Pat Smullen, left, and Ruby Walsh prior to the Pat Smullen Champions Race For Cancer Trials Ireland during Day Two of the Irish Champions Weekend at The Curragh Racecourse in Kildare. Photo by Seb Daly/Sportsfile

SPORTSFILE

Pat Smullen, left, and Ruby Walsh prior to the Pat Smullen Champions Race For Cancer Trials Ireland during Day Two of the Irish Champions Weekend at The Curragh Racecourse in Kildare. Photo by Seb Daly/Sportsfile

As emotional Ruby Walsh couldn't hold back the tears as he paid a touching tribute to Pat Smullen this morning.

The 12-time Irish Champion Jockey was talking about his friend on RTE's Morning Ireland in the wake of Smullen's untimely death at 43 years of age on Monday night. Smullen had fought a courageous battle with pancreatic cancer over the last two and a half years and has been lauded for the charity work he had undertaken in that time.

"He led by example," Walsh said as he struggled to keep his emotions in check.

"I knew it was coming for the last while but if there was a horse ever named for Pat Smullen to ride it was (his 2,000 Guineas winner) Refuse to Bend because he refused to bend as a jockey and he refused to bend all through his illness.

"From that day (he was diagnosed) forward both himself and (his wife) Frances got stuck in to try and figure out how you're going to deal with it and cope with it. And ultimately aim to make it better but nobody was ever under the illusion other than that it was going to be a very big battle.

"Pancreatic cancer is very, very serious and from the word go and Pat took it on head on. He was looking for a way to beat it. But he never wanted to describe it like that, he was dealing with it and he was trying to make the best out of it."

Although they raced in different disciplines, with Smullen Irish Champion Jockey on the Flat nine times and Walsh Champion Jumps Jockey in eight of those years. Walsh described the dedication Smullen brought to his sport and the influence he had in the weight room among his contemporaries.

Smullen bravely brough that same dedication to his charity work, raising €2.5m for pancreatic cancer research before his death.

"You hear people described as the ultimate professional. We often wonder what that means but Pat was incredibly dedicated. He at times wasn't riddled with self belief, he had to do his homework and he was always grateful for what he achieved but there was times he doubted himself too. But he had to overcome that.

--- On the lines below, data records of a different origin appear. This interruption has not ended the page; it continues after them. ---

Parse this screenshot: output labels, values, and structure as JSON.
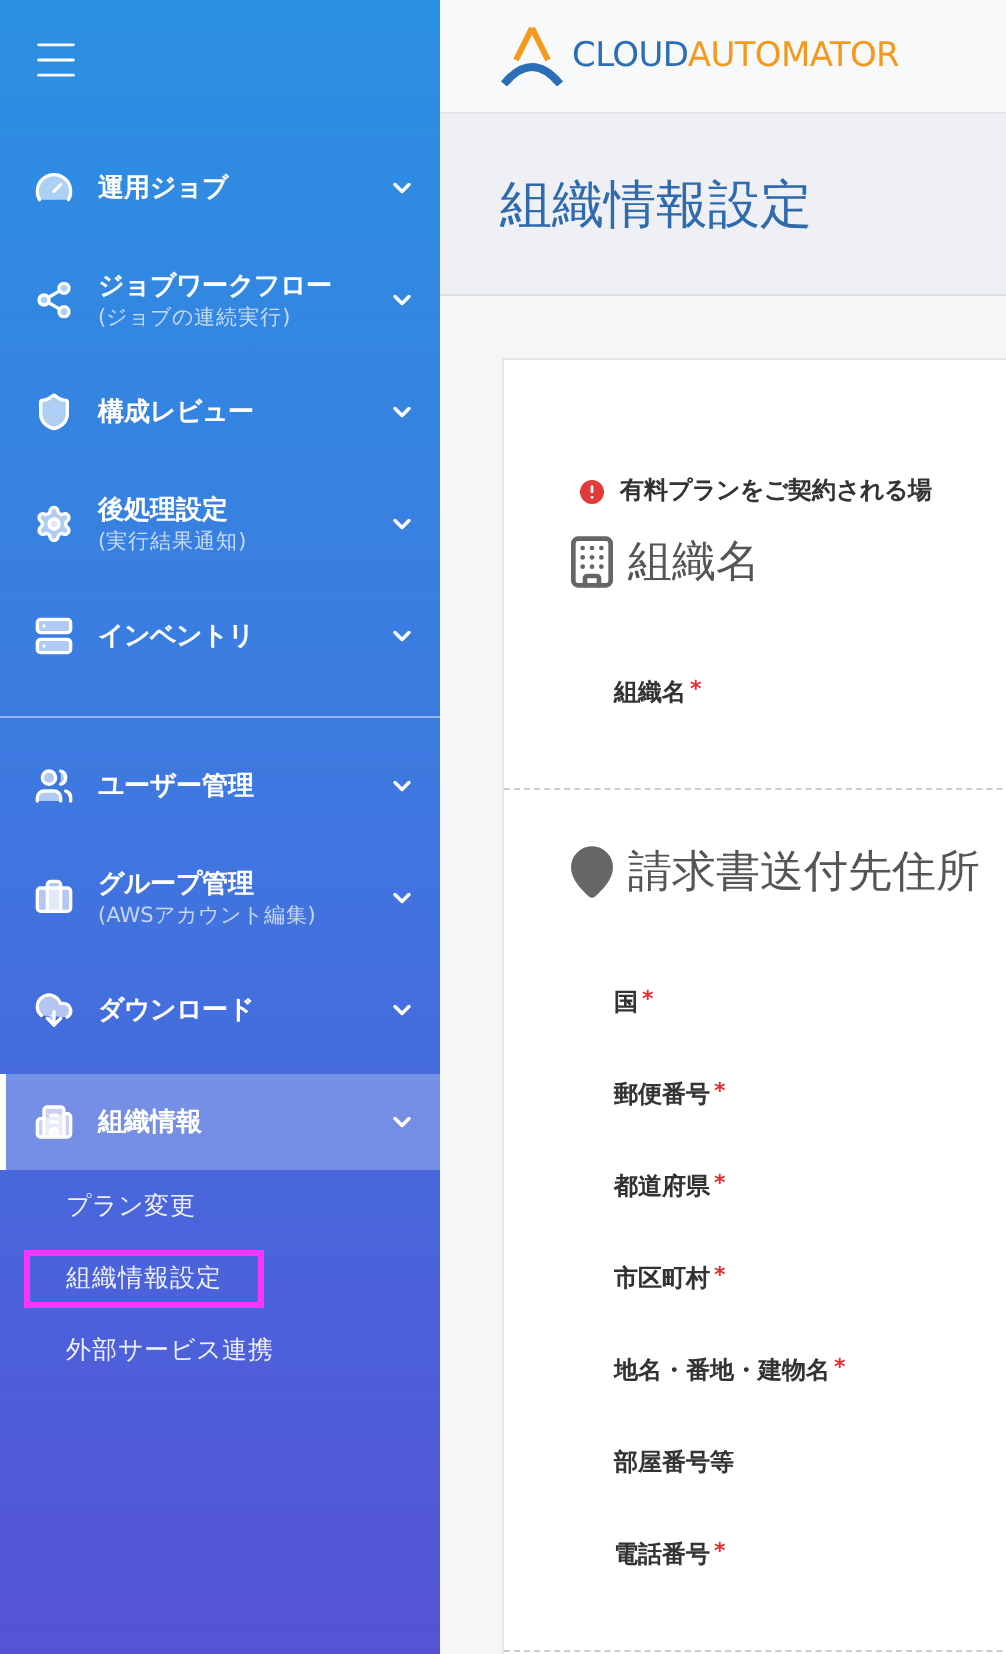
{
  "sidebar": {
    "groups": [
      {
        "items": [
          {
            "label": "運用ジョブ",
            "selected": false
          },
          {
            "label": "ジョブワークフロー",
            "sublabel": "(ジョブの連続実行)",
            "selected": false
          },
          {
            "label": "構成レビュー",
            "selected": false
          },
          {
            "label": "後処理設定",
            "sublabel": "(実行結果通知)",
            "selected": false
          },
          {
            "label": "インベントリ",
            "selected": false
          }
        ]
      },
      {
        "items": [
          {
            "label": "ユーザー管理",
            "selected": false
          },
          {
            "label": "グループ管理",
            "sublabel": "(AWSアカウント編集)",
            "selected": false
          },
          {
            "label": "ダウンロード",
            "selected": false
          },
          {
            "label": "組織情報",
            "selected": true,
            "children": [
              {
                "label": "プラン変更",
                "selected": false
              },
              {
                "label": "組織情報設定",
                "selected": true
              },
              {
                "label": "外部サービス連携",
                "selected": false
              }
            ]
          }
        ]
      }
    ]
  },
  "header": {
    "logo": {
      "part_1": "CLOUD",
      "part_2": "AUTOMATOR"
    }
  },
  "page_title": "組織情報設定",
  "alert": "有料プランをご契約される場",
  "sections": [
    {
      "title": "組織名",
      "fields": [
        {
          "label": "組織名",
          "required_mark": "*"
        }
      ]
    },
    {
      "title": "請求書送付先住所",
      "fields": [
        {
          "label": "国",
          "required_mark": "*"
        },
        {
          "label": "郵便番号",
          "required_mark": "*"
        },
        {
          "label": "都道府県",
          "required_mark": "*"
        },
        {
          "label": "市区町村",
          "required_mark": "*"
        },
        {
          "label": "地名・番地・建物名",
          "required_mark": "*"
        },
        {
          "label": "部屋番号等"
        },
        {
          "label": "電話番号",
          "required_mark": "*"
        }
      ]
    }
  ]
}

"He was just a very good rider. Extremely punctual, hardworking. He was always spotlessly clean. He was a great communicator. He had a lot of everything to make him so good, he didn't just have one thing.

"He was a great judge of pace, he was always pratically in the right place. He was incredibly detailed and deep in everything he did and he put a lot of thought and effort into what made him a jockey."

"He was a big character in the weigh room. He was great for the Jockeys Association and for the Irish Injured Jockeys Fund. He was a good jockey for younger apprentices to talk to.

"All through his career, you never ever saw a headline or story about Pat Smullen for the wrong reasons."

Online Editors